The Passage author Justin Cronin

Justin Cronin was once a man. And not just a man but a successful midlist literary novelist. His first book, Mary and O'Neil, won the PEN/Hemingway Award in 2002. According to the book jacket, it's about "two vulnerable young teachers who rediscover in each other a world alive with promise and hope."

But then something happened. Perhaps Cronin strayed into the wrong bookstore aisle and something bit him. Whatever it was, somewhere between 2004's The Summer Guest and now, the change came upon him. He transformed into a horror novelist, and he let loose on that promising, hopeful literary world a plague of vampires.

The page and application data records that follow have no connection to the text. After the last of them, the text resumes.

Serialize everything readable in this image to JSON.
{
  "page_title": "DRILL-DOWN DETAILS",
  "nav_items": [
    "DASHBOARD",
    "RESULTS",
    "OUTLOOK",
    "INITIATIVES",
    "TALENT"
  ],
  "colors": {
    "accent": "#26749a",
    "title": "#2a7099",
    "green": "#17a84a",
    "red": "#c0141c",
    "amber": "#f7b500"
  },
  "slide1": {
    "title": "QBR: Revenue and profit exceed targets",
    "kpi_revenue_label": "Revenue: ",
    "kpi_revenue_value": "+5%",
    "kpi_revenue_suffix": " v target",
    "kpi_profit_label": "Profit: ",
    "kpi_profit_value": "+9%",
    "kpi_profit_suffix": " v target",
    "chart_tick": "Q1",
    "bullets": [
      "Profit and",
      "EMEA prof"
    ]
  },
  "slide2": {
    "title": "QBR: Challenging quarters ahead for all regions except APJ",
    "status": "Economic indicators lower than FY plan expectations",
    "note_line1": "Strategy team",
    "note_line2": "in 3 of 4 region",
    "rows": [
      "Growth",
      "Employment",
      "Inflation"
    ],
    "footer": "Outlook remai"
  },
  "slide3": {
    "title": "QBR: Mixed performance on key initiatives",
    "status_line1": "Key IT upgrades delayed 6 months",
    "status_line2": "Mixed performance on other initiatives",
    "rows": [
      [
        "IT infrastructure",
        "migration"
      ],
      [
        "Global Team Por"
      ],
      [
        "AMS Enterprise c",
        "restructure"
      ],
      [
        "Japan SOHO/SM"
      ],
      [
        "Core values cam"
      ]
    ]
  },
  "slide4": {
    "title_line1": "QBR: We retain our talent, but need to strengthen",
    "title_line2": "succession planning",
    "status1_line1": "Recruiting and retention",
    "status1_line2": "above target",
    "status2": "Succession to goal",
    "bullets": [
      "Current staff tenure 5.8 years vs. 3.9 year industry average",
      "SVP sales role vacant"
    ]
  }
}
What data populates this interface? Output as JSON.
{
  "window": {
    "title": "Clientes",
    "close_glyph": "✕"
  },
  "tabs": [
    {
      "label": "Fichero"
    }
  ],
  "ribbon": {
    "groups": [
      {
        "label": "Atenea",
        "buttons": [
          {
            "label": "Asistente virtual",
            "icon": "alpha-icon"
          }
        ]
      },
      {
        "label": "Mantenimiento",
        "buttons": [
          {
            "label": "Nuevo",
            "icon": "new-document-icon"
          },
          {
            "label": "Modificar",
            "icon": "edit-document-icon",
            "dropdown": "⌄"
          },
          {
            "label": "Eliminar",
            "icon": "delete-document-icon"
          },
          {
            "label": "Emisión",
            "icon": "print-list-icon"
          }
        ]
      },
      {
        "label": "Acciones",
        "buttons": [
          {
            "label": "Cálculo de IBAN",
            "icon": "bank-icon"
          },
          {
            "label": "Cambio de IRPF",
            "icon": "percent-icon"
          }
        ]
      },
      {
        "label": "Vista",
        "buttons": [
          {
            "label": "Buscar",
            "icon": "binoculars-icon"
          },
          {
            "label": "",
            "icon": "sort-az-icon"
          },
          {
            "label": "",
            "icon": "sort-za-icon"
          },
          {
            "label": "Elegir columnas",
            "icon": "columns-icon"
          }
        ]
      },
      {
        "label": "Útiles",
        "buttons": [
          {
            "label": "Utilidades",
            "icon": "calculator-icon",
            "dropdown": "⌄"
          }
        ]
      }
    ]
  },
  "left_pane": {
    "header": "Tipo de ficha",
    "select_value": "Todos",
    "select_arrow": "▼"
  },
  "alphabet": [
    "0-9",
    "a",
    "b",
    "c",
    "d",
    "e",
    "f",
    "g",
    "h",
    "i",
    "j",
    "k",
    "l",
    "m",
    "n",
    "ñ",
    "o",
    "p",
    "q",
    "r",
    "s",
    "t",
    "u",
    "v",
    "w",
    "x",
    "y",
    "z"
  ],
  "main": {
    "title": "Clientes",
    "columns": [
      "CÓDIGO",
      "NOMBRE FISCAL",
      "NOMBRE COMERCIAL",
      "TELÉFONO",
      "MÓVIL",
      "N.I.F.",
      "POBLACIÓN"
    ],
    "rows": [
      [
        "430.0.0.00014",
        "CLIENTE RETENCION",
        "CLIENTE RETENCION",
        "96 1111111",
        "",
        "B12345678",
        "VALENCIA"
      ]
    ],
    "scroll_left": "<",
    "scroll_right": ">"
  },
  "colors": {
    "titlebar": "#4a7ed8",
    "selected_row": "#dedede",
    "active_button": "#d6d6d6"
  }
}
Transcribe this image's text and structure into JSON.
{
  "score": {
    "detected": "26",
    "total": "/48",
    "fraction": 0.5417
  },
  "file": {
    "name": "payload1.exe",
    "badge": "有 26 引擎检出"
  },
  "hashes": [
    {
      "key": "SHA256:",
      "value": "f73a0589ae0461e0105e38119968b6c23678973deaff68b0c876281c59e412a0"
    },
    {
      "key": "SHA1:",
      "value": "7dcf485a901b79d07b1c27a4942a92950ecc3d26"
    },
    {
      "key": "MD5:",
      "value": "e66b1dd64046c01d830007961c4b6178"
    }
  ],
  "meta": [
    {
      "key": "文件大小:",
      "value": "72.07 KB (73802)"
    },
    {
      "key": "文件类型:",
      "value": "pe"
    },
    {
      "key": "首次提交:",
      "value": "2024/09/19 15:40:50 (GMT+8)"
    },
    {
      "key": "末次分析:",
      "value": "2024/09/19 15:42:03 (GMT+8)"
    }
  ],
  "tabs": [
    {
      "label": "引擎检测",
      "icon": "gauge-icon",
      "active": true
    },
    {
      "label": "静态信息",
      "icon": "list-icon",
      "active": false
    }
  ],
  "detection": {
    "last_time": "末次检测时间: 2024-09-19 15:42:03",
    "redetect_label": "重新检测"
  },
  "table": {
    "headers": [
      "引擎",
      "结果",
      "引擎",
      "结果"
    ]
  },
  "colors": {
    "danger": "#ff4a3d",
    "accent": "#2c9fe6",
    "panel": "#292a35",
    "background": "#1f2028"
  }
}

The setup of The Passage, Cronin's magnificent beast of a new novel, doesn't do much to advance the booming field of vampirology. A team of scientists discovers a strange virus in the heart of the Bolivian jungle. The military, having presumably never seen any movie ever, attempts to weaponize it and deliberately infects a bunch of death-row convicts — and a little girl named Amy — to see what happens. The convicts turn into vampires.

Or zombies. They're a bit of both — mindless like zombies but nocturnal like vampires, and they're fast and strong. And they really like blood. Meanwhile, the little girl turns into something else entirely.

What makes The Passage special is the extraordinary level of verbal craft and psychological insight Cronin brings to what might have been a stock zombo-vampiric fable. When a character meets a vampire — the humans call the creatures "virals" or "smokes" — Cronin doesn't just give you white pancake makeup and fangs. He shows you "the way the facial features seemed to have been buffed away, smoothed into an almost infantile blandness." Likewise Cronin doesn't just give you a little girl. First he gives you the wrenching story of her conception and eventual abandonment at a convent by her good-girl-turned-prostitute mother. Then he gives you the girl, but by then he has you dead to rights. Like some power-mad scientist, Cronin has taken his literary gifts, and he has weaponized them.

Cronin's years as a "serious" novelist — whatever that means in our wonderfully promiscuous, hybridized literary age — haven't made him soft. Pacing isn't a problem: he lashes his characters cruelly from set piece to set piece. He prosecutes his premise aggressively. He has the natural world builder's gift: he lays out the ground rules, sets the initial conditions and then lets the machine run while you, the reader, claw helplessly for an off switch.

At times the ragged, plucky survivors of The Passage get lost in that big, rich world. You start seeing them the way a viral would: as just tasty meatbags to be plucked from the herd. But that doesn't diminish the overall effect of the novel, or at least not by much. The Passage can stand proudly next to Stephen King's apocalyptic masterpiece The Stand, but a closer match would be Cormac McCarthy's The Road: a story about human beings trying to generate new hope in a world from which all hope has long since been burnt.